> [Exercise goal]: Output the entries below without any alteration.
════════
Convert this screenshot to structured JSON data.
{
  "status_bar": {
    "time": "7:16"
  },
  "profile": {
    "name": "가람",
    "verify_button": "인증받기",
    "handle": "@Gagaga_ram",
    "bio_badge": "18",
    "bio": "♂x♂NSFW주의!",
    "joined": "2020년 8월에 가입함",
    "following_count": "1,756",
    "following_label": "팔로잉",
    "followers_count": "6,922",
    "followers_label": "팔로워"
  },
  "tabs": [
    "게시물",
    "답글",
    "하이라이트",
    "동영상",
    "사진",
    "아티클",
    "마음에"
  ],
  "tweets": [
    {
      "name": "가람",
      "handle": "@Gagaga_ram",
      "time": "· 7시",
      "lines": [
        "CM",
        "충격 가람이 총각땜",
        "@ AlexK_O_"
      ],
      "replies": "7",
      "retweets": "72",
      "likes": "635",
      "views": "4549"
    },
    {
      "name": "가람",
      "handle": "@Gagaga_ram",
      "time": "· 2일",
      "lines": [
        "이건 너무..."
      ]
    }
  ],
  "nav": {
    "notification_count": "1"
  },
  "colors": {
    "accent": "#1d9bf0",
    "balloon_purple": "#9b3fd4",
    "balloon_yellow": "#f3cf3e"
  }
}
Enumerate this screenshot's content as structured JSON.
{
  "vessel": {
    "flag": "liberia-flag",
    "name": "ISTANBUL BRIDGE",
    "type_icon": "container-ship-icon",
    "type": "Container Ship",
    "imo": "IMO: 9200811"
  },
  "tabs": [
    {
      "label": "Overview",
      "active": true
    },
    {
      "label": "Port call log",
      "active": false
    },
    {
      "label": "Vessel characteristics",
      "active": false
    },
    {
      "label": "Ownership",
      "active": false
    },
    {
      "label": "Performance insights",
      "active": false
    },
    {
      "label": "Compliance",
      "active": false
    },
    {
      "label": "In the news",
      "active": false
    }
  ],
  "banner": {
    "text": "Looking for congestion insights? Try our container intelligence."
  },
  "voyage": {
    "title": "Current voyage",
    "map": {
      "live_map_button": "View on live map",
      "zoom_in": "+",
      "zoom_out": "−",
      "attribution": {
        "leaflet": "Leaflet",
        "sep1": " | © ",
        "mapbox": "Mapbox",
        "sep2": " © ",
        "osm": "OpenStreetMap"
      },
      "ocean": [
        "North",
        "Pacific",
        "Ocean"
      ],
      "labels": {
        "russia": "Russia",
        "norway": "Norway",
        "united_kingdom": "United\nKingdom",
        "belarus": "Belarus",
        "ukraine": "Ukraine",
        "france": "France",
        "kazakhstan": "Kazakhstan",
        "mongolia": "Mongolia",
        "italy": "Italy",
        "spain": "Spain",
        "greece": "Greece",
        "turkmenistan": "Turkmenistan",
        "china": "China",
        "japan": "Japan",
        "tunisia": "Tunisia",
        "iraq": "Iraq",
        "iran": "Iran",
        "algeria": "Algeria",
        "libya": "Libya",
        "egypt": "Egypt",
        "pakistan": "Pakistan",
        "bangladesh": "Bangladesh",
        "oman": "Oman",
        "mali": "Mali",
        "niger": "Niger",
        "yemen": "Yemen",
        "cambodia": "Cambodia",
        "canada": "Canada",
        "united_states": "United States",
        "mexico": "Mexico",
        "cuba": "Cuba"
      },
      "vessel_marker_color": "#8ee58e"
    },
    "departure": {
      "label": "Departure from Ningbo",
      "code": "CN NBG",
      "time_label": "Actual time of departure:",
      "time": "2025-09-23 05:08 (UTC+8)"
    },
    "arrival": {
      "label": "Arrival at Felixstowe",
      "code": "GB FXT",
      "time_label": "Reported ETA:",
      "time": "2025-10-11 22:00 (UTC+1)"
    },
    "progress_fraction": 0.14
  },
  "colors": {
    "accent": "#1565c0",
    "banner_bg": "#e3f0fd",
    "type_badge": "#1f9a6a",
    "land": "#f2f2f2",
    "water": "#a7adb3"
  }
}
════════
> [Reply to the exercise]:
Convert this screenshot to structured JSON data.
{
  "status_bar": {
    "time": "7:16"
  },
  "profile": {
    "name": "가람",
    "verify_button": "인증받기",
    "handle": "@Gagaga_ram",
    "bio_badge": "18",
    "bio": "♂x♂NSFW주의!",
    "joined": "2020년 8월에 가입함",
    "following_count": "1,756",
    "following_label": "팔로잉",
    "followers_count": "6,922",
    "followers_label": "팔로워"
  },
  "tabs": [
    "게시물",
    "답글",
    "하이라이트",
    "동영상",
    "사진",
    "아티클",
    "마음에"
  ],
  "tweets": [
    {
      "name": "가람",
      "handle": "@Gagaga_ram",
      "time": "· 7시",
      "lines": [
        "CM",
        "충격 가람이 총각땜",
        "@ AlexK_O_"
      ],
      "replies": "7",
      "retweets": "72",
      "likes": "635",
      "views": "4549"
    },
    {
      "name": "가람",
      "handle": "@Gagaga_ram",
      "time": "· 2일",
      "lines": [
        "이건 너무..."
      ]
    }
  ],
  "nav": {
    "notification_count": "1"
  },
  "colors": {
    "accent": "#1d9bf0",
    "balloon_purple": "#9b3fd4",
    "balloon_yellow": "#f3cf3e"
  }
}
Enumerate this screenshot's content as structured JSON.
{
  "vessel": {
    "flag": "liberia-flag",
    "name": "ISTANBUL BRIDGE",
    "type_icon": "container-ship-icon",
    "type": "Container Ship",
    "imo": "IMO: 9200811"
  },
  "tabs": [
    {
      "label": "Overview",
      "active": true
    },
    {
      "label": "Port call log",
      "active": false
    },
    {
      "label": "Vessel characteristics",
      "active": false
    },
    {
      "label": "Ownership",
      "active": false
    },
    {
      "label": "Performance insights",
      "active": false
    },
    {
      "label": "Compliance",
      "active": false
    },
    {
      "label": "In the news",
      "active": false
    }
  ],
  "banner": {
    "text": "Looking for congestion insights? Try our container intelligence."
  },
  "voyage": {
    "title": "Current voyage",
    "map": {
      "live_map_button": "View on live map",
      "zoom_in": "+",
      "zoom_out": "−",
      "attribution": {
        "leaflet": "Leaflet",
        "sep1": " | © ",
        "mapbox": "Mapbox",
        "sep2": " © ",
        "osm": "OpenStreetMap"
      },
      "ocean": [
        "North",
        "Pacific",
        "Ocean"
      ],
      "labels": {
        "russia": "Russia",
        "norway": "Norway",
        "united_kingdom": "United\nKingdom",
        "belarus": "Belarus",
        "ukraine": "Ukraine",
        "france": "France",
        "kazakhstan": "Kazakhstan",
        "mongolia": "Mongolia",
        "italy": "Italy",
        "spain": "Spain",
        "greece": "Greece",
        "turkmenistan": "Turkmenistan",
        "china": "China",
        "japan": "Japan",
        "tunisia": "Tunisia",
        "iraq": "Iraq",
        "iran": "Iran",
        "algeria": "Algeria",
        "libya": "Libya",
        "egypt": "Egypt",
        "pakistan": "Pakistan",
        "bangladesh": "Bangladesh",
        "oman": "Oman",
        "mali": "Mali",
        "niger": "Niger",
        "yemen": "Yemen",
        "cambodia": "Cambodia",
        "canada": "Canada",
        "united_states": "United States",
        "mexico": "Mexico",
        "cuba": "Cuba"
      },
      "vessel_marker_color": "#8ee58e"
    },
    "departure": {
      "label": "Departure from Ningbo",
      "code": "CN NBG",
      "time_label": "Actual time of departure:",
      "time": "2025-09-23 05:08 (UTC+8)"
    },
    "arrival": {
      "label": "Arrival at Felixstowe",
      "code": "GB FXT",
      "time_label": "Reported ETA:",
      "time": "2025-10-11 22:00 (UTC+1)"
    },
    "progress_fraction": 0.14
  },
  "colors": {
    "accent": "#1565c0",
    "banner_bg": "#e3f0fd",
    "type_badge": "#1f9a6a",
    "land": "#f2f2f2",
    "water": "#a7adb3"
  }
}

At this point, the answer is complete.